Wearing its sweetly oddball charm like a badge of honor, Laggies concerns a 28-year-old Seattle miss named Megan (Keira Knightley) who hasn’t quite got the hang of adulthood. Megan’s not quite a slacker (OK, so she’s still a sign twirler for her tax adviser dad, played by Jeff Garlin), but she definitely has some emotional lag time compared to the rest of her gang.
Yet this comedy from director Lynn Shelton and writer Andrea Seigal suggests that maybe Megan’s inactions seem more like subconscious reactions to her peers. The film opens with shakycam video of their high school prom, when teen wildness was a given, then shifts 10 years to affirm that Megan’s chums are now boring sticks in the mud, exemplified by gal pal Allison (Bridesmaids’ Ellie Kemper) as she prepares for her wedding.

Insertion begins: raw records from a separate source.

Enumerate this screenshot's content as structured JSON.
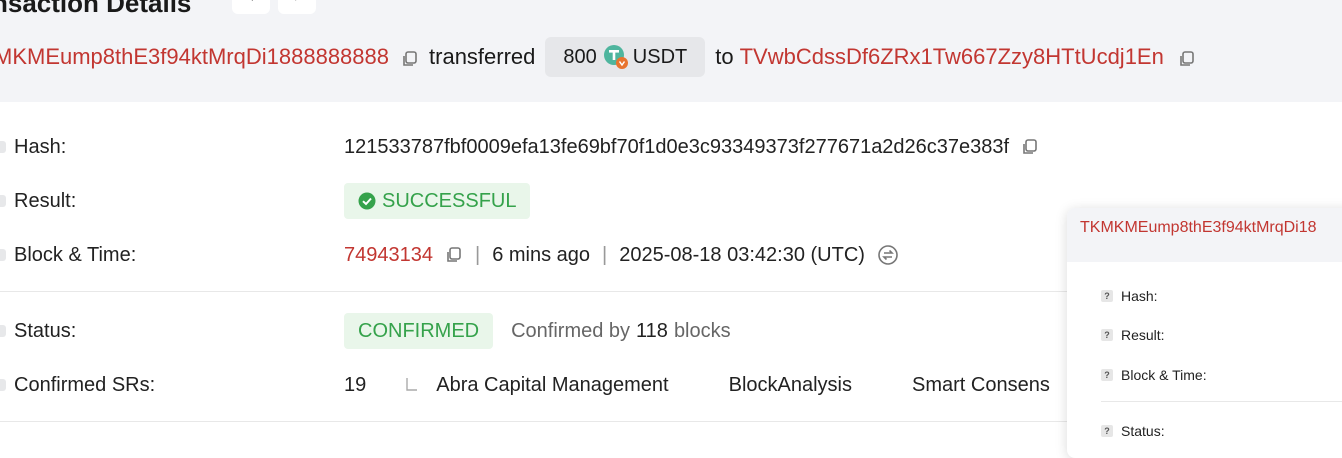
{
  "header": {
    "title": "nsaction Details",
    "prev_icon": "chevron-left-icon",
    "next_icon": "chevron-right-icon"
  },
  "transfer": {
    "from_address": "MKMEump8thE3f94ktMrqDi1888888888",
    "word_transferred": "transferred",
    "amount": "800",
    "token": "USDT",
    "token_icon": "usdt-token-icon",
    "word_to": "to",
    "to_address": "TVwbCdssDf6ZRx1Tw667Zzy8HTtUcdj1En"
  },
  "details": {
    "hash_label": "Hash:",
    "hash_value": "121533787fbf0009efa13fe69bf70f1d0e3c93349373f277671a2d26c37e383f",
    "result_label": "Result:",
    "result_value": "SUCCESSFUL",
    "block_label": "Block & Time:",
    "block_number": "74943134",
    "block_age": "6 mins ago",
    "block_time": "2025-08-18 03:42:30 (UTC)",
    "status_label": "Status:",
    "status_value": "CONFIRMED",
    "confirmed_by_prefix": "Confirmed by",
    "confirmed_by_count": "118",
    "confirmed_by_suffix": "blocks",
    "srs_label": "Confirmed SRs:",
    "srs_count": "19",
    "srs": [
      "Abra Capital Management",
      "BlockAnalysis",
      "Smart Consens"
    ]
  },
  "popup": {
    "address": "TKMKMEump8thE3f94ktMrqDi18",
    "hash_label": "Hash:",
    "result_label": "Result:",
    "block_label": "Block & Time:",
    "status_label": "Status:"
  },
  "colors": {
    "link_red": "#c23631",
    "success_green": "#35a24b",
    "success_bg": "#e9f6ea",
    "band_bg": "#f3f4f7"
  }
}
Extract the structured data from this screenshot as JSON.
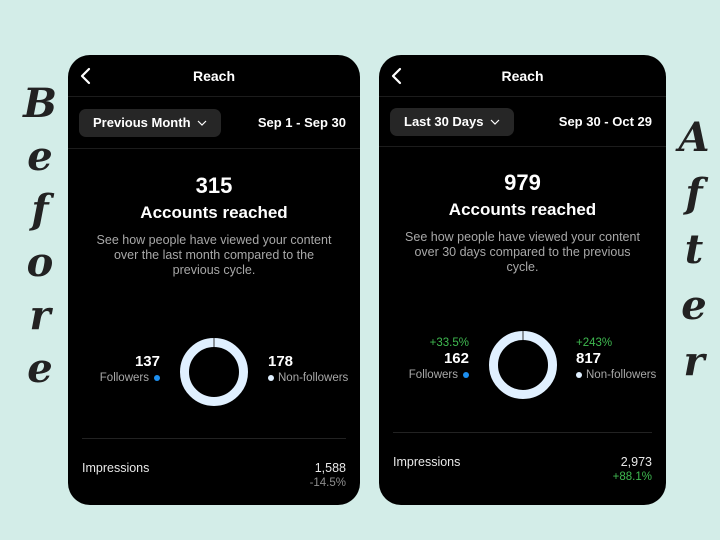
{
  "labels": {
    "before": "Before",
    "after": "After"
  },
  "colors": {
    "background": "#d3ede8",
    "followers_dot": "#1d8ff0",
    "nonfollowers_dot": "#e0f0ff",
    "positive": "#3fb950",
    "negative": "#8e8e8e"
  },
  "before": {
    "nav_title": "Reach",
    "dropdown_label": "Previous Month",
    "date_range": "Sep 1 - Sep 30",
    "accounts_reached": "315",
    "accounts_reached_label": "Accounts reached",
    "description": "See how people have viewed your content over the last month compared to the previous cycle.",
    "followers": {
      "value": "137",
      "label": "Followers",
      "change": ""
    },
    "non_followers": {
      "value": "178",
      "label": "Non-followers",
      "change": ""
    },
    "impressions": {
      "label": "Impressions",
      "value": "1,588",
      "change": "-14.5%"
    }
  },
  "after": {
    "nav_title": "Reach",
    "dropdown_label": "Last 30 Days",
    "date_range": "Sep 30 - Oct 29",
    "accounts_reached": "979",
    "accounts_reached_label": "Accounts reached",
    "description": "See how people have viewed your content over 30 days compared to the previous cycle.",
    "followers": {
      "value": "162",
      "label": "Followers",
      "change": "+33.5%"
    },
    "non_followers": {
      "value": "817",
      "label": "Non-followers",
      "change": "+243%"
    },
    "impressions": {
      "label": "Impressions",
      "value": "2,973",
      "change": "+88.1%"
    }
  }
}
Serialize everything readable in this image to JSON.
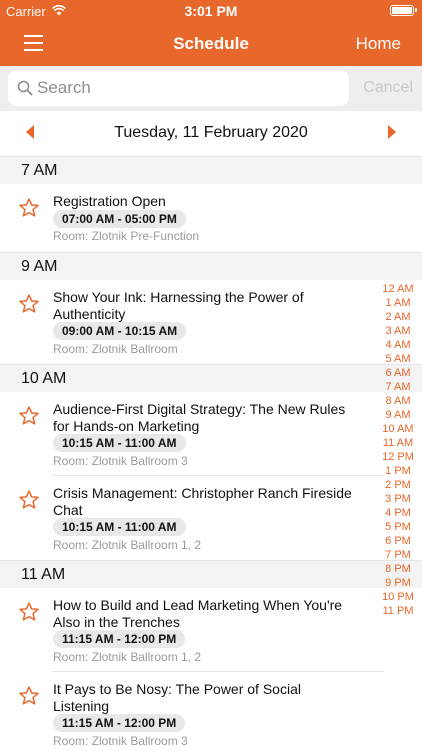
{
  "status": {
    "carrier": "Carrier",
    "time": "3:01 PM"
  },
  "header": {
    "title": "Schedule",
    "home_label": "Home"
  },
  "search": {
    "placeholder": "Search",
    "cancel_label": "Cancel"
  },
  "date_nav": {
    "date": "Tuesday, 11 February 2020"
  },
  "sections": [
    {
      "label": "7 AM",
      "items": [
        {
          "title": "Registration Open",
          "time": "07:00 AM - 05:00 PM",
          "room": "Room:  Zlotnik Pre-Function"
        }
      ]
    },
    {
      "label": "9 AM",
      "items": [
        {
          "title": "Show Your Ink: Harnessing the Power of Authenticity",
          "time": "09:00 AM - 10:15 AM",
          "room": "Room:  Zlotnik Ballroom"
        }
      ]
    },
    {
      "label": "10 AM",
      "items": [
        {
          "title": "Audience-First Digital Strategy: The New Rules for Hands-on Marketing",
          "time": "10:15 AM - 11:00 AM",
          "room": "Room:  Zlotnik Ballroom 3"
        },
        {
          "title": "Crisis Management: Christopher Ranch Fireside Chat",
          "time": "10:15 AM - 11:00 AM",
          "room": "Room:  Zlotnik Ballroom 1, 2"
        }
      ]
    },
    {
      "label": "11 AM",
      "items": [
        {
          "title": "How to Build and Lead Marketing When You're Also in the Trenches",
          "time": "11:15 AM - 12:00 PM",
          "room": "Room:  Zlotnik Ballroom 1, 2"
        },
        {
          "title": "It Pays to Be Nosy: The Power of Social Listening",
          "time": "11:15 AM - 12:00 PM",
          "room": "Room:  Zlotnik Ballroom 3"
        }
      ]
    }
  ],
  "hour_index": [
    "12 AM",
    "1 AM",
    "2 AM",
    "3 AM",
    "4 AM",
    "5 AM",
    "6 AM",
    "7 AM",
    "8 AM",
    "9 AM",
    "10 AM",
    "11 AM",
    "12 PM",
    "1 PM",
    "2 PM",
    "3 PM",
    "4 PM",
    "5 PM",
    "6 PM",
    "7 PM",
    "8 PM",
    "9 PM",
    "10 PM",
    "11 PM"
  ],
  "colors": {
    "accent": "#e8672a",
    "section_bg": "#f3f3f3",
    "pill_bg": "#e8e8e8",
    "room_text": "#9b9b9b"
  }
}
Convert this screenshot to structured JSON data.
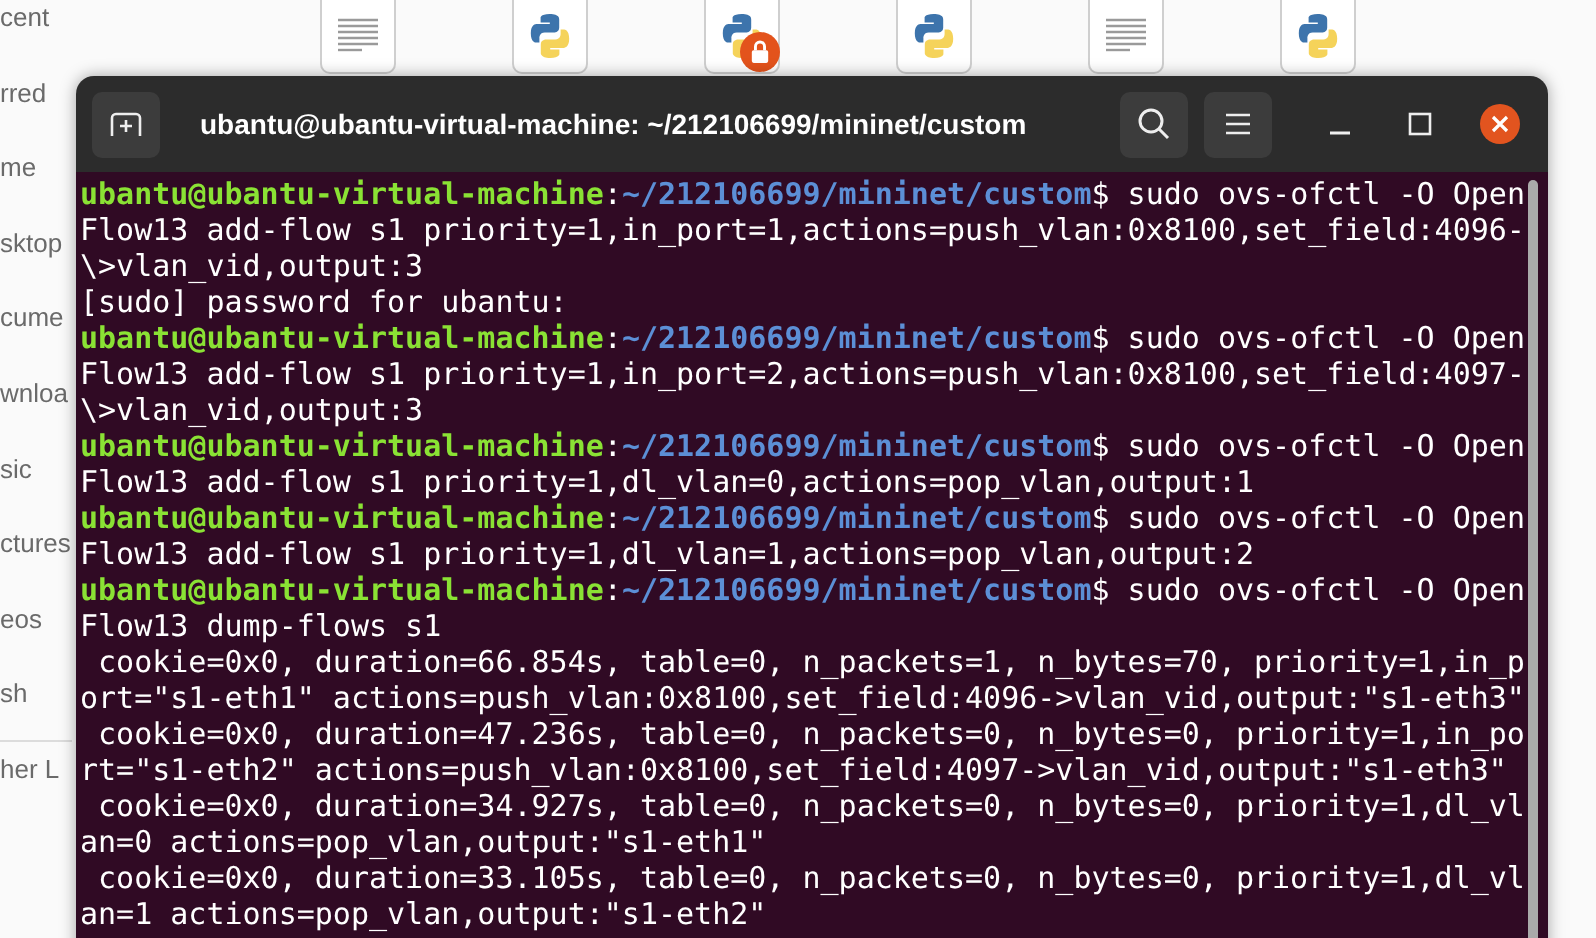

Meanwhile, Megan’s longtime live-in relationship with high school sweetheart Anthony (Mark Webber) has reached a plateau of utter blandness. When the meddlesome Allison spurs Anthony into asking Megan for her hand in marriage, an alarmed Megan does the only sensible solution. She impulsively crashes for a week with her new teen friend Annika (Chloe Grace Moretz from the Kick Ass flicks), who is still dealing with the divorce aftermath between her lawyer dad Craig (The Way, Way Back’s Sam Rockwell) and lingerie model mom Bethany (Boardwalk Empire’s Gretchen Mol).
It’s best to coast along with the unlikely plot points that dominate Seigal’s script and instead enjoy Laggies for its comic rhythms and warm performances. Director Shelton’s eye for detail contributes plenty of neat touches, such as a quick visual featuring Anthony’s supposedly helpful Post-It note that informs Megan to “be a hammer, not a nail,” while the inevitable breakup sequence actually features separate reaction shots of each character in their aloneness to signal that it’s really over. There are even sight gags concerning an anorexic turtle named Lynn, presumably after director Shelton, as well as a satiric Dancing with the Stars parody featuring Kemper.
Chloe Grace Moretz handles the teen angst department with a persuasive performance, while veteran scene-stealer Sam Rockwell is still one of indie cinema’s most underrated treasures. And Keira Knightley ditches her Brit accent and ratchets her comedic timing to expertly portray a vulnerable 20-something’s quirky journey from arrested adolescence to uncertain adulthood. Knightley, who is in every scene for Laggies, offers an impressive and amusing showcase for her talents.